▸ **EXERCISE BRIEF**
The answer must be every line from the entries below that contains "Local".

▸ **DATASET RECORDS**

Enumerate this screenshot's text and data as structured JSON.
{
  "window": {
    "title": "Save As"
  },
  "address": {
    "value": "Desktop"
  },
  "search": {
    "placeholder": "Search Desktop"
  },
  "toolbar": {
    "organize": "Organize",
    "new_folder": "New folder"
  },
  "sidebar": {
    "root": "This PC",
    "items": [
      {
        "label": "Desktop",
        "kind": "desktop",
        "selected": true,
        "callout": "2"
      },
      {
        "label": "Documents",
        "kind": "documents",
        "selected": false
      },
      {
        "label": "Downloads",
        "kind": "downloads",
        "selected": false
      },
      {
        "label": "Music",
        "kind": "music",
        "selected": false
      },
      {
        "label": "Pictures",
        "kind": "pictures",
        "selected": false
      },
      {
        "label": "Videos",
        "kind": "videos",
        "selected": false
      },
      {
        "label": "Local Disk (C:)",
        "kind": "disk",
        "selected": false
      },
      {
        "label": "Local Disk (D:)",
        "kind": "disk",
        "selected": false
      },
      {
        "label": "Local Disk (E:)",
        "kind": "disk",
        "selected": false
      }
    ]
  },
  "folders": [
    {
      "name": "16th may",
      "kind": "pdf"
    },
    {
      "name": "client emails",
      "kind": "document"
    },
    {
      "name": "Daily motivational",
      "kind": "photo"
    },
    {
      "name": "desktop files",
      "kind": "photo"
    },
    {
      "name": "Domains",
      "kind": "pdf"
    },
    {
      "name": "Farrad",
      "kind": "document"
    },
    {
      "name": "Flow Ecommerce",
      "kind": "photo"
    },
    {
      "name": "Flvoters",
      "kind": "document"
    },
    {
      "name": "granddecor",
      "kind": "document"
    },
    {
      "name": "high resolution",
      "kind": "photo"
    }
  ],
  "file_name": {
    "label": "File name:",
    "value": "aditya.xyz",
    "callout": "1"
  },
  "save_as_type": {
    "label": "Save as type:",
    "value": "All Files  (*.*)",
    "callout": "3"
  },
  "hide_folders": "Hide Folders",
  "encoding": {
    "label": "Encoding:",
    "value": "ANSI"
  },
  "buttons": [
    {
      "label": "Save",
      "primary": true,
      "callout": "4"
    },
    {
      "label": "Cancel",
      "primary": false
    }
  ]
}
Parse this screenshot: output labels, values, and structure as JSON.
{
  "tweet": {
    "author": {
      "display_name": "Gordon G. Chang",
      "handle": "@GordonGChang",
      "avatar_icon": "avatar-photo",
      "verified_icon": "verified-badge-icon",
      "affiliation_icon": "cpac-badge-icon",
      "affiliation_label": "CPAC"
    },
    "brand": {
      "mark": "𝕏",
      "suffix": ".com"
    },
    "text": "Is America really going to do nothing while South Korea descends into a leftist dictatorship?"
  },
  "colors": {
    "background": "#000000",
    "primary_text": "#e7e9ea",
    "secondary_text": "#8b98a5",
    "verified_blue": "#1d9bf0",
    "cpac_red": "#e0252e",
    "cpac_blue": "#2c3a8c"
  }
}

▸ **EXERCISE RESPONSE**
        "label": "Local Disk (C:)",
        "label": "Local Disk (D:)",
        "label": "Local Disk (E:)",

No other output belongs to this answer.